Strobel reaffirmed his desire to “add nuance to policies that consistently overlook vulnerable student populations,” noting that they are “not asking to usurp the expertise of public health professionals.”
“We want to [make] policy more nimble and responsive, and the messaging clearer and anticipatory of student questions. I hope that students can play a [routinely] proactive, generative and consultative role [in] … areas affecting the student experience,” Strobel said.
According to Strobel, he and Ghazal have since spoken with Stern on Jan. 25, resulting in the student governments being added to a list of campus leaders — including deans and the Academic Senate Chair — that “opine on policies in advance of [finalization] and going out to the campus community.” Strobel added that they have been reaching out to the Academic Senate, Disabilities Services Center and central administration about policies concerning those most affected by the return to in-person instruction.
“As instructors have been announcing their plans for next week, we continue to advocate strongly for automatic remote options for students, including student workers, who are in [a] precarious situation. We want UCI to lead on an inclusive approach to the reopening and will be dogged in that pursuit,” Strobel said.
The New University reached out to Vice Chancellor of Student Affairs Willie Banks Jr., Ph.D.
“We appreciate UCI student government [reaching out] to us and have been in communication with the presidents of ASUCI and AGS,” Banks said in a statement to the New University on Jan. 26. “We shared with them our commitment to address[ing] the needs outlined in their letter and working together in support of the wellbeing of our students. We recognize the challenges of navigating the pandemic over the past two years and remain committed [to] working with student leaders to address concerns.”

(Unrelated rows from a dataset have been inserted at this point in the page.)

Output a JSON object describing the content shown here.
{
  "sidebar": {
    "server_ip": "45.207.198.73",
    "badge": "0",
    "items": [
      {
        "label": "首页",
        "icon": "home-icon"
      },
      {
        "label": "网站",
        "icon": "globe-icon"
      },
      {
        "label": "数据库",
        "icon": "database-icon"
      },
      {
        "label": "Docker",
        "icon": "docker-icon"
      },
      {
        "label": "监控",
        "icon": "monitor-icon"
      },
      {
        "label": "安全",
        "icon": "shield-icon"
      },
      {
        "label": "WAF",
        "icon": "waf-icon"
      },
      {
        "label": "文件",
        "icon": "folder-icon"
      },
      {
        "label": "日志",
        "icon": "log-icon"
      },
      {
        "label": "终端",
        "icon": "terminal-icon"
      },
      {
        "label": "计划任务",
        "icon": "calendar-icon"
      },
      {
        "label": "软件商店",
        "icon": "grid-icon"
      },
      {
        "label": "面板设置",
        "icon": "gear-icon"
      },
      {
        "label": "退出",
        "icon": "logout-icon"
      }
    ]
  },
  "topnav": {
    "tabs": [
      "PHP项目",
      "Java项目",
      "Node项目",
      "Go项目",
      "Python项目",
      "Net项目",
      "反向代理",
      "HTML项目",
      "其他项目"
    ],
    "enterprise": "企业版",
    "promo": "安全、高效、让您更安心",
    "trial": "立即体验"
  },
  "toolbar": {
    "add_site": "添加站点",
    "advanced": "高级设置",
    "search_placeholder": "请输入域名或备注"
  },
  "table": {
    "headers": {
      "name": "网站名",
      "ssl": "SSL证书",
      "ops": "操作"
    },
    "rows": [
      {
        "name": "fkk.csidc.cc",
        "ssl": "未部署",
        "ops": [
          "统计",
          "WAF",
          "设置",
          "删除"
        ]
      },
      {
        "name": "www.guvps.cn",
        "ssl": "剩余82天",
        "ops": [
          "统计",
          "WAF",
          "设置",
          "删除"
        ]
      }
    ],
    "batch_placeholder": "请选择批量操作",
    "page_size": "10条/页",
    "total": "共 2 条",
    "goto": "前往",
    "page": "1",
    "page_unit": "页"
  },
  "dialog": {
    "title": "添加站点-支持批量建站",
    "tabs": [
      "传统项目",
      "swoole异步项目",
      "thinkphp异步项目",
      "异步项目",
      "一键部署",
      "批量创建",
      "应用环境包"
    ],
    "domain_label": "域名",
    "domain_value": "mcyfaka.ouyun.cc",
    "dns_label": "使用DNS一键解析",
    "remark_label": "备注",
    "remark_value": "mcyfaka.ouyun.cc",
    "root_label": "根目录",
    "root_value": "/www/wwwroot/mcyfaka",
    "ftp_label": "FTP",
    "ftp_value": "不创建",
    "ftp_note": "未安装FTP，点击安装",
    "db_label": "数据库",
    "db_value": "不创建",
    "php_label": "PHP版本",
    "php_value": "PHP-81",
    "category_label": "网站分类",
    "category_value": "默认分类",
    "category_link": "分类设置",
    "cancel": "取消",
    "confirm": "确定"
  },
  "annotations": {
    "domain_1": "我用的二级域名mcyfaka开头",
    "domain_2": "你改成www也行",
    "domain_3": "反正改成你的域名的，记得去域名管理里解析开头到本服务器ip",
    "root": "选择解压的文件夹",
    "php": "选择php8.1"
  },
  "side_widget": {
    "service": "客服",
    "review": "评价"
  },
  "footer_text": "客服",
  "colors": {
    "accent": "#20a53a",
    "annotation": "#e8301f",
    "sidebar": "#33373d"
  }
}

Members of the UCI community can read the full letter here.
Chrissy Park is a Campus News Intern for the winter 2022 quarter. She can be reached at email@example.com.